Another one old good pipe from the 1950s. Some sources say that “Straight grain” was a kind of Comoy’s second (like other makers marked their pipes “Reject”) but we didn’t find a confirmation.
The pipe is 15.0 cm long, 5.0 cm tall and weights 27 gr. The bowl’s external diameter is 3.2 cm, inner – 2.0 cm, inner depth – 4.0 cm. Vulcanite stem, no filter.
I have a smooth, plum- stained pipe stamped just like the one above, and have been scratching my head over it. The only stamping I can find is “STRAIGHT GRAIN” over “LONDON MADE” on the left side, and the number “20” has been stamped on the right side. It is a small pot in shape. The script looks exactly like that used in the stamping of my Blue Riband and London Pride, but I see no trace of “Comoy’s” on the pipe. I can see no fills, and the grain is vertically straight and very tight. I see no maker identification on the stem, which may be a replacement, but is very well made and fits perfectly. Any idea who may have made it? I have had no luck in trying to trace the shape number.
The reasons why a particular pipe wasn’t stamped with its manufacturer name may be vary and at times not clear for us in the 2021. Such pipes are not always “seconds”, some of them could be made tobacco shops, some others were not finished due to closing / moving of production facilities.
“Straight grain” is not a registered brand name, therefore any maker could stamp this name on pipes. However you right, Comoy’s stamping is quite unique and I would say preliminary your pipe is one of Comoy’s too. But the small pot with the shape number 20 is not in Comoy’s shape charts (of course if it wasn’t made at the commission of another company).

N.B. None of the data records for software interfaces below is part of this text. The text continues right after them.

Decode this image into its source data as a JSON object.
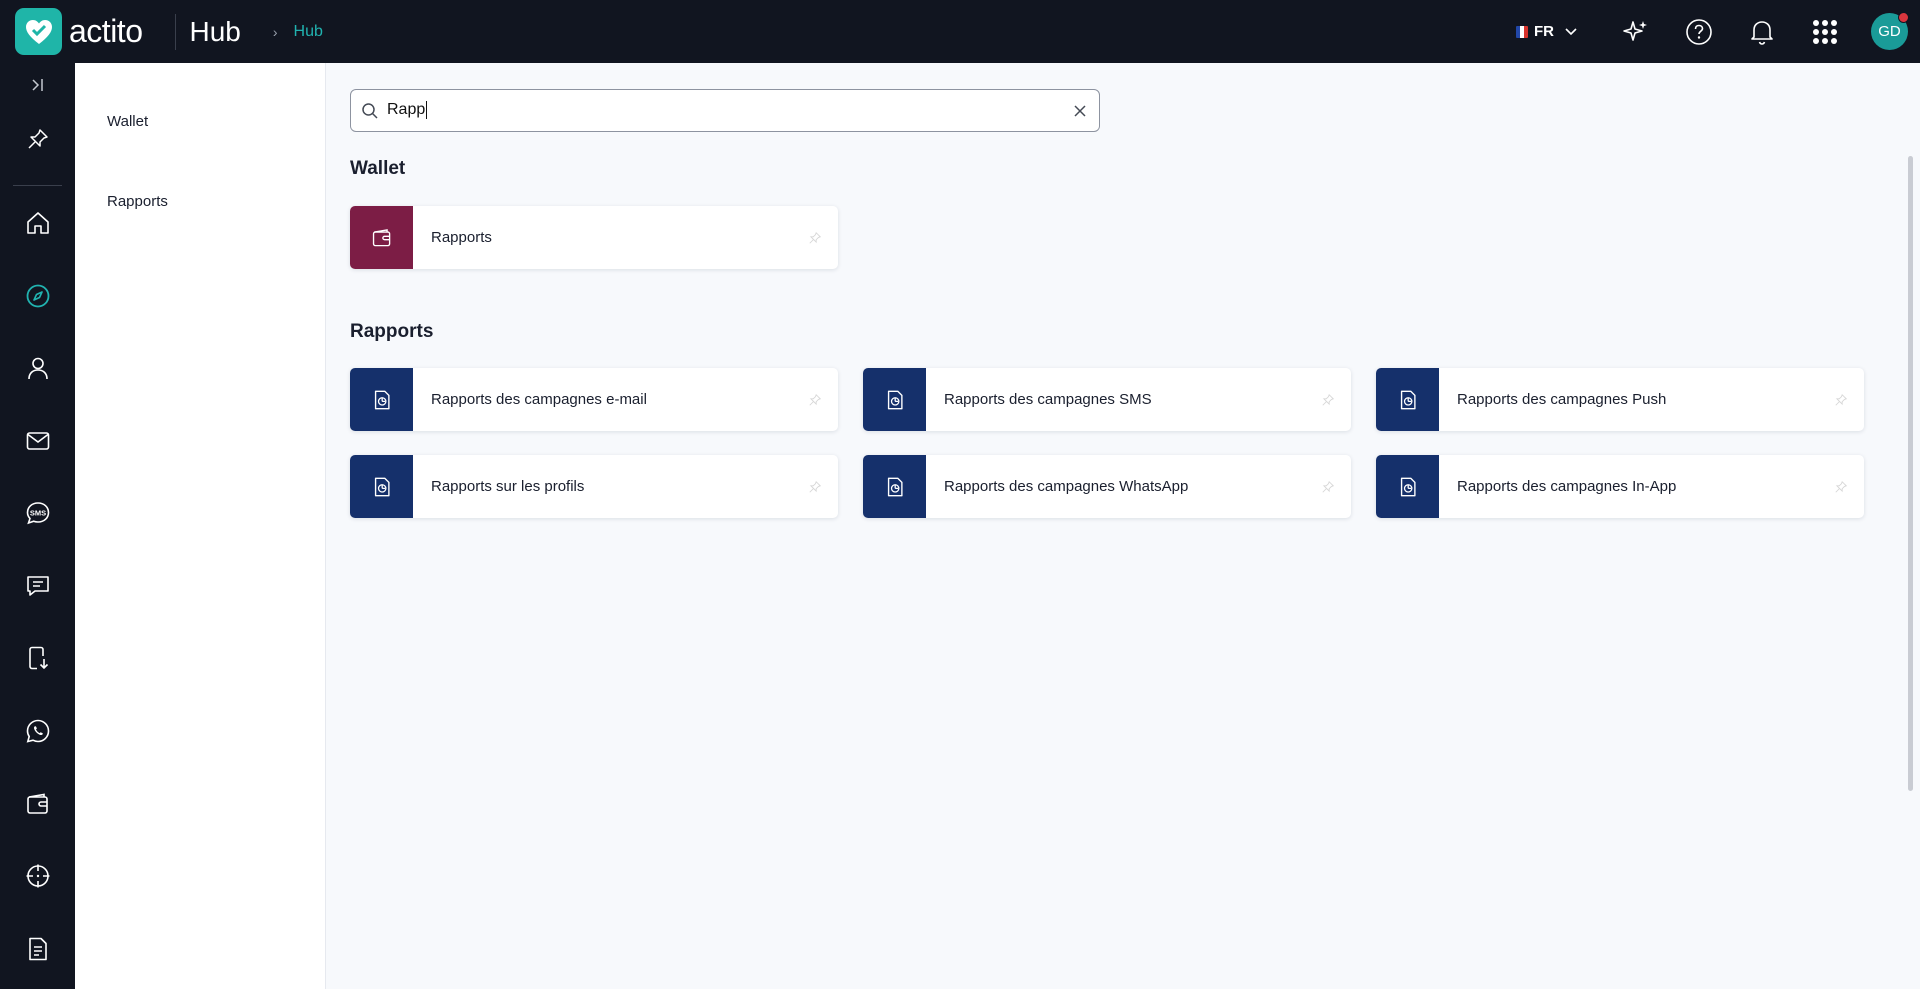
{
  "header": {
    "logo_text": "actito",
    "app_title": "Hub",
    "breadcrumb": "Hub",
    "language": "FR",
    "avatar_initials": "GD"
  },
  "colors": {
    "topbar": "#111520",
    "accent": "#21b3b0",
    "wallet_tile": "#7c1d45",
    "report_tile": "#15306b"
  },
  "rail": {
    "items": [
      {
        "name": "expand-icon"
      },
      {
        "name": "pin-icon"
      },
      {
        "name": "home-icon"
      },
      {
        "name": "compass-icon"
      },
      {
        "name": "user-icon"
      },
      {
        "name": "mail-icon"
      },
      {
        "name": "sms-icon"
      },
      {
        "name": "chat-icon"
      },
      {
        "name": "mobile-download-icon"
      },
      {
        "name": "whatsapp-icon"
      },
      {
        "name": "wallet-icon"
      },
      {
        "name": "target-icon"
      },
      {
        "name": "document-icon"
      }
    ]
  },
  "subnav": {
    "items": [
      "Wallet",
      "Rapports"
    ]
  },
  "search": {
    "value": "Rapp"
  },
  "sections": [
    {
      "title": "Wallet",
      "cards": [
        "Rapports"
      ]
    },
    {
      "title": "Rapports",
      "cards": [
        "Rapports des campagnes e-mail",
        "Rapports des campagnes SMS",
        "Rapports des campagnes Push",
        "Rapports sur les profils",
        "Rapports des campagnes WhatsApp",
        "Rapports des campagnes In-App"
      ]
    }
  ]
}
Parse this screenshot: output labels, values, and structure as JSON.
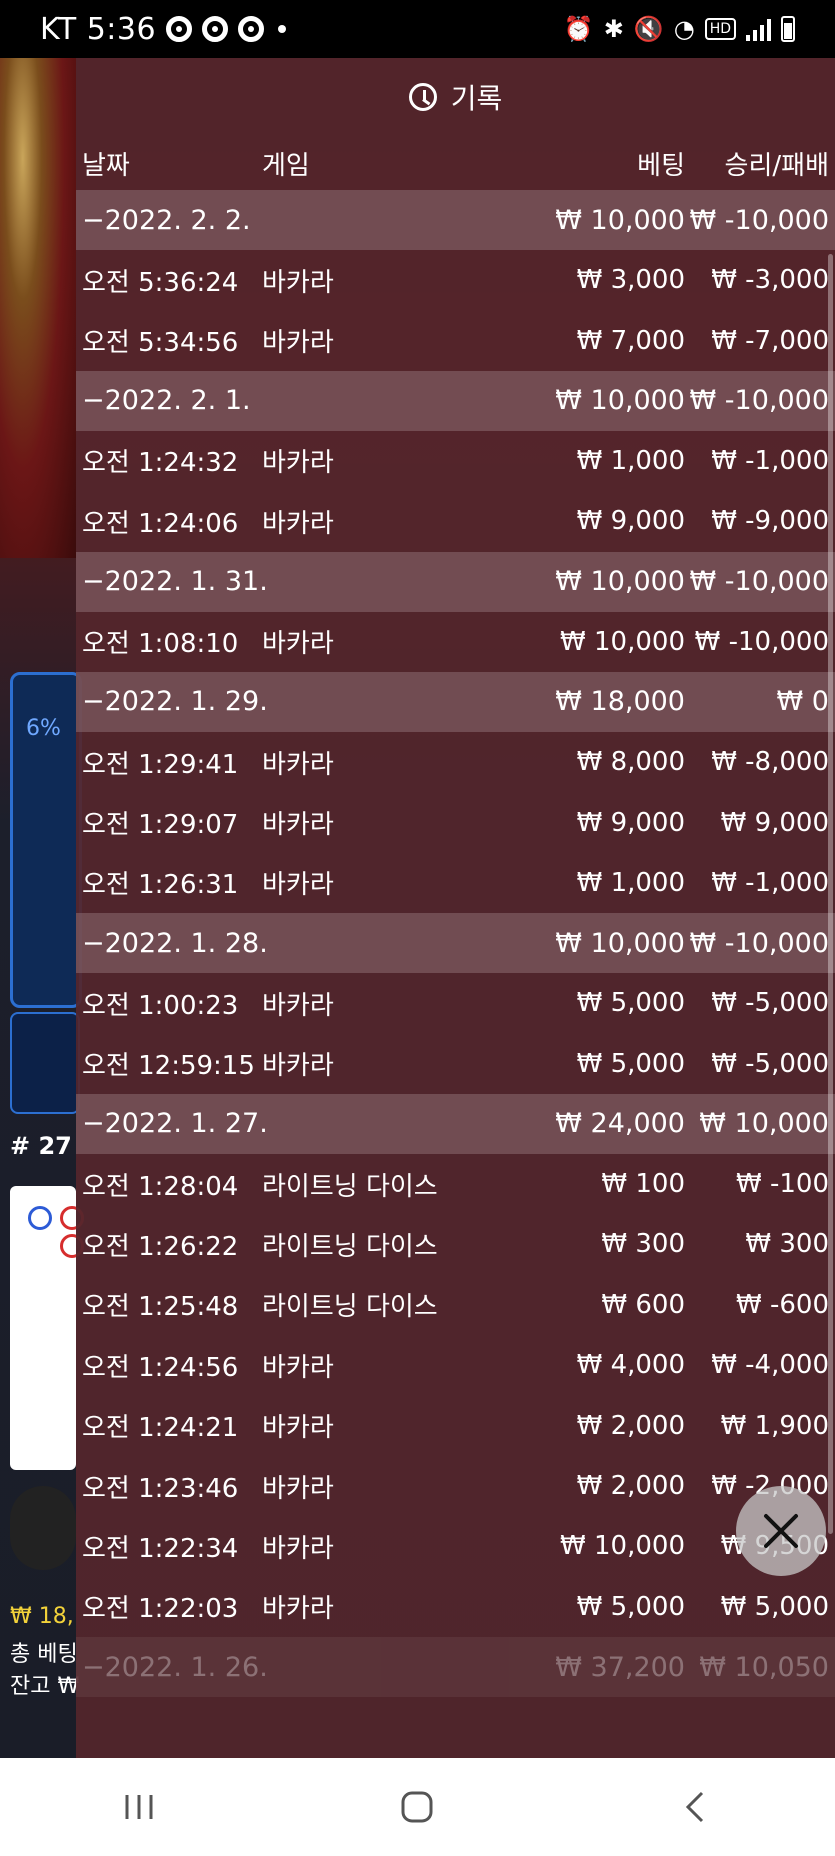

I would recommend also to ask the question at the pipesmagazine.com forum, maybe someone of experts can identify your pipe or recall who was producing such the shape Nr. 20.
The very best regards, stay safe!